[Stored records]

>>>

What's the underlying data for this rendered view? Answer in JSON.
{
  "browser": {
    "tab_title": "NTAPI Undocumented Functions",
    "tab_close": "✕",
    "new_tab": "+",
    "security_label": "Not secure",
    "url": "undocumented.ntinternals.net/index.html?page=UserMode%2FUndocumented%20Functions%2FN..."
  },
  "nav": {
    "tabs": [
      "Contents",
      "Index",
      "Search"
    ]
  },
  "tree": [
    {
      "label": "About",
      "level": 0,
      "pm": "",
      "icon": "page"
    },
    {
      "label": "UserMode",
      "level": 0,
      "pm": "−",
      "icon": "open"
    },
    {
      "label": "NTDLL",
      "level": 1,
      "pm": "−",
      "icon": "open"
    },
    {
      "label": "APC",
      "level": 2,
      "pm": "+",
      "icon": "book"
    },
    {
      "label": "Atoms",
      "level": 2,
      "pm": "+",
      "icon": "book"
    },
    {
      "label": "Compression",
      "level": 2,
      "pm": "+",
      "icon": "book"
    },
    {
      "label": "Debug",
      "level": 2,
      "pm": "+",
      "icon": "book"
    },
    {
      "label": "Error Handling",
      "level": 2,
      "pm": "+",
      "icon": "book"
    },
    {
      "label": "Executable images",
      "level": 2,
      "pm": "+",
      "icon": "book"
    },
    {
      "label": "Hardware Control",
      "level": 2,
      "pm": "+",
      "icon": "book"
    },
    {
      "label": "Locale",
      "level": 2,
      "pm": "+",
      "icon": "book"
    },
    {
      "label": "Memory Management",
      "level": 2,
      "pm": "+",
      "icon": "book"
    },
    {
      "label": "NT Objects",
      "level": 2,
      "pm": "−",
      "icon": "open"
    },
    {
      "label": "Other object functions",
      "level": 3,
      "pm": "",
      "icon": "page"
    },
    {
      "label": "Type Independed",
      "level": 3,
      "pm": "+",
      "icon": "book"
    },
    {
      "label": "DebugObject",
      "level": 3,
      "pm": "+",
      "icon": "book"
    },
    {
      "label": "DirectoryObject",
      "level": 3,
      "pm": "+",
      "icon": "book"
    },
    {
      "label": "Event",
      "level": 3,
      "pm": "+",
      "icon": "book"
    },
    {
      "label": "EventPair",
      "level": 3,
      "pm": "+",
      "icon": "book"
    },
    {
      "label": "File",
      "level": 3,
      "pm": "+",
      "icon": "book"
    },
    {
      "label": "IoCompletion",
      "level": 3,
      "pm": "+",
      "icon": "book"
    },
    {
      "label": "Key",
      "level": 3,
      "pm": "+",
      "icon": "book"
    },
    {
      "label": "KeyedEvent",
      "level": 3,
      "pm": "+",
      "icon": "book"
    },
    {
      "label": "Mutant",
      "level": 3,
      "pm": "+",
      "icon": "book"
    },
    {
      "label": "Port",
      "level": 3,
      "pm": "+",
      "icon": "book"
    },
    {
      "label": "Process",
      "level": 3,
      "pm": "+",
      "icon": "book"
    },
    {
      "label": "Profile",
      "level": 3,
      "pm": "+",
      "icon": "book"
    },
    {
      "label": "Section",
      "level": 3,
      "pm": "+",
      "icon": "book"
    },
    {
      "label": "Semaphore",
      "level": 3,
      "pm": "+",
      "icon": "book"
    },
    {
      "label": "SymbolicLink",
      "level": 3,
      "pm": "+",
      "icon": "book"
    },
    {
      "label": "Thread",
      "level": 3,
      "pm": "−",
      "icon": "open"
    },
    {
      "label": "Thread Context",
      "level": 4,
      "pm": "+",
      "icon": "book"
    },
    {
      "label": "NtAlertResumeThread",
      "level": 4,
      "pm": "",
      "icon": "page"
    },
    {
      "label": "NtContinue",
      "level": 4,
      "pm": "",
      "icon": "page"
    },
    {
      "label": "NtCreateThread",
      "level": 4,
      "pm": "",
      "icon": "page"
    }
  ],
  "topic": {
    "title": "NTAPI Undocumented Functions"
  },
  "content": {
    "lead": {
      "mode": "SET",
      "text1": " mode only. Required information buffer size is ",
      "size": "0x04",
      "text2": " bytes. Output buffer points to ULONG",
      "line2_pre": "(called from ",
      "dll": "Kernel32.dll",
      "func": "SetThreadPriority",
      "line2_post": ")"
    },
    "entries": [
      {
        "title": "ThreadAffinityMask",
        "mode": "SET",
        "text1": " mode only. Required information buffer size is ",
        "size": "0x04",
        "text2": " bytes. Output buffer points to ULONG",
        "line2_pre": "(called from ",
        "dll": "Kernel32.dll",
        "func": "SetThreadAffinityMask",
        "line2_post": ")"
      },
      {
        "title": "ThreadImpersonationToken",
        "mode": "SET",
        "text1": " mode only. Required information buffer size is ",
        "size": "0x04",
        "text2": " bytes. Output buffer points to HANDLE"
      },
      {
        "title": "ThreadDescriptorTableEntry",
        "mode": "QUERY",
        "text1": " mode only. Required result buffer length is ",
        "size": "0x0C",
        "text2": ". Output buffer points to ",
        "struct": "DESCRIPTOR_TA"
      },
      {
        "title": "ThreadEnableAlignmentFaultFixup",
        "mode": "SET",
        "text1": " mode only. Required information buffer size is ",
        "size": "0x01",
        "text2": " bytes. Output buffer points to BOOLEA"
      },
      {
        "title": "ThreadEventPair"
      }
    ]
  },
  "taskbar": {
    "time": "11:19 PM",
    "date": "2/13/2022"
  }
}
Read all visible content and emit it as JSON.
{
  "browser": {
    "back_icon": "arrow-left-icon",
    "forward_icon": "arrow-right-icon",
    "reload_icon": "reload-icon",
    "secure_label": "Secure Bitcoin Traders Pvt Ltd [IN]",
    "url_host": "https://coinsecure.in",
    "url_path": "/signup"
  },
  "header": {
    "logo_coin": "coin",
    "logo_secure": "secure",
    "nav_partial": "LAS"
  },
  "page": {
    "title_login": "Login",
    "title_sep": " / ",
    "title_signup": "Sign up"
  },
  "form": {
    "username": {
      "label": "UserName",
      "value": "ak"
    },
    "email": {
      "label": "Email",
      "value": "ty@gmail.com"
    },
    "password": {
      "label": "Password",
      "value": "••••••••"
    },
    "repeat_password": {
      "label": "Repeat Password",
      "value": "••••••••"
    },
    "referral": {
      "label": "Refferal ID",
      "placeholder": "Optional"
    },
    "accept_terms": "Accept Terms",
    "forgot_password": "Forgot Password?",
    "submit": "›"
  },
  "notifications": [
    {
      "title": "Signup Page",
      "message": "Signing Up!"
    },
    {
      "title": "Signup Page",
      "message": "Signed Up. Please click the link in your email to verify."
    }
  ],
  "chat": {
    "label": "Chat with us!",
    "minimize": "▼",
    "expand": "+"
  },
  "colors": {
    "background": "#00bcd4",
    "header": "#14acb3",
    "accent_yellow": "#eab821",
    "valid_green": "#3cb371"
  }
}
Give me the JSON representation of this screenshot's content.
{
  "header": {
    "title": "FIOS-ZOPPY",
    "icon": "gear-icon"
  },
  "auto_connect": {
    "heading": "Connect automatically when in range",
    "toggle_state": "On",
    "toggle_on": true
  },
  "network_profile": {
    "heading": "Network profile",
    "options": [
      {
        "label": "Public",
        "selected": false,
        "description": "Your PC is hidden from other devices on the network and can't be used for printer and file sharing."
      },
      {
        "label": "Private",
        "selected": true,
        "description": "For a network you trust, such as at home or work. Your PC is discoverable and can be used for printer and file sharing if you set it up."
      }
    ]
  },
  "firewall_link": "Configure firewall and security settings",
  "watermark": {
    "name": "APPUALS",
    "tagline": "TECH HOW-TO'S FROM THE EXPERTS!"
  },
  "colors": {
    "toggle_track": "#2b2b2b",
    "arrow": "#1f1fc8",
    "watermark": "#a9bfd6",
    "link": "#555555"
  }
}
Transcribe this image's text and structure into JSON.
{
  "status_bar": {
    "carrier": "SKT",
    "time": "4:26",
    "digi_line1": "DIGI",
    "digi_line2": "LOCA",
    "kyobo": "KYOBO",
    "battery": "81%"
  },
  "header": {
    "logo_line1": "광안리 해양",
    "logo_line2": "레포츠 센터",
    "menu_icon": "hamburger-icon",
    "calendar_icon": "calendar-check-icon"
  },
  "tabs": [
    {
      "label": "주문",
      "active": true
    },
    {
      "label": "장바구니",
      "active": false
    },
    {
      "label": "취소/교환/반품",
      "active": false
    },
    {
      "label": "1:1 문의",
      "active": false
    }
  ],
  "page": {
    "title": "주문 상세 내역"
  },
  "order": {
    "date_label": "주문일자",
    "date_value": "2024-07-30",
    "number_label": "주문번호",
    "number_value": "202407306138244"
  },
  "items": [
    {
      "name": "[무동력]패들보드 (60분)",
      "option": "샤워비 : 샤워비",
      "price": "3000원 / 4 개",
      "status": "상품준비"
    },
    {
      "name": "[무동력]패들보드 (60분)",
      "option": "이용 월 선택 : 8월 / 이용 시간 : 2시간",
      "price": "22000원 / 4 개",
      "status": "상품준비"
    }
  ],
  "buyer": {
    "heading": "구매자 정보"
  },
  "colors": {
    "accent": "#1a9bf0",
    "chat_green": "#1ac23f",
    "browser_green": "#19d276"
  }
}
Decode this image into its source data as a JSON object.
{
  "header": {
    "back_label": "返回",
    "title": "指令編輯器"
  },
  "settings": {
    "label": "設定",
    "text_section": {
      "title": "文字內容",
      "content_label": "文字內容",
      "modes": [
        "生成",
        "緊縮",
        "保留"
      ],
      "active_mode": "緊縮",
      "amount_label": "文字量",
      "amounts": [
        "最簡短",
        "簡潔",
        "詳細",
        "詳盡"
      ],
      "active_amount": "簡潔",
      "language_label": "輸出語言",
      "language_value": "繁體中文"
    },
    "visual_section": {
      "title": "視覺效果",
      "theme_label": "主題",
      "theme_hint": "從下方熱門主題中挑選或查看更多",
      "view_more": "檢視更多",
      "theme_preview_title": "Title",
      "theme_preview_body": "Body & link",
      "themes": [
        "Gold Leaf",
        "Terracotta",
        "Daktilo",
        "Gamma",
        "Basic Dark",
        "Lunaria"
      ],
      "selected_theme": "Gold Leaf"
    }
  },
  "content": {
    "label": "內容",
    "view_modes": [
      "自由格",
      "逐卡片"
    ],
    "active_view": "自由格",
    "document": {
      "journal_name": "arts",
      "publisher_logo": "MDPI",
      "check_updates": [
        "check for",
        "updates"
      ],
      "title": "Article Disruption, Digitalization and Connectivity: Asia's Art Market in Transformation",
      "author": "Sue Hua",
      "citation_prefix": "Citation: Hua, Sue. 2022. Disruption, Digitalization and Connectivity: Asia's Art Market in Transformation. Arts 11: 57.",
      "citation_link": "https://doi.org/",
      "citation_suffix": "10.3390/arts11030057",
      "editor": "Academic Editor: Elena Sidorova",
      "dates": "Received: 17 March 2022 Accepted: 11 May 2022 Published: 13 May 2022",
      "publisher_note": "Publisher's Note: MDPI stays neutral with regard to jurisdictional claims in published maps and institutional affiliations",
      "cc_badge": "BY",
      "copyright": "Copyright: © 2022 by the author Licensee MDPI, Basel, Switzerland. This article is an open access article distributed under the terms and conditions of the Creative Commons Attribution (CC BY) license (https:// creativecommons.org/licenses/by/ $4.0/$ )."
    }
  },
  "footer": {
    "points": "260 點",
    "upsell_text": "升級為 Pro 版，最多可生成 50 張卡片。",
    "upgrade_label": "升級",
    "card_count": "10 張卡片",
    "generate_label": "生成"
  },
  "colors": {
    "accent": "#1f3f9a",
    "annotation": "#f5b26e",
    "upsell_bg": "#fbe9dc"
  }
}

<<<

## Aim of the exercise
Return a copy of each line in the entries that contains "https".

## Answer space
    "url_host": "https://coinsecure.in",
      "citation_link": "https://doi.org/",
      "copyright": "Copyright: © 2022 by the author Licensee MDPI, Basel, Switzerland. This article is an open access article distributed under the terms and conditions of the Creative Commons Attribution (CC BY) license (https:// creativecommons.org/licenses/by/ $4.0/$ )."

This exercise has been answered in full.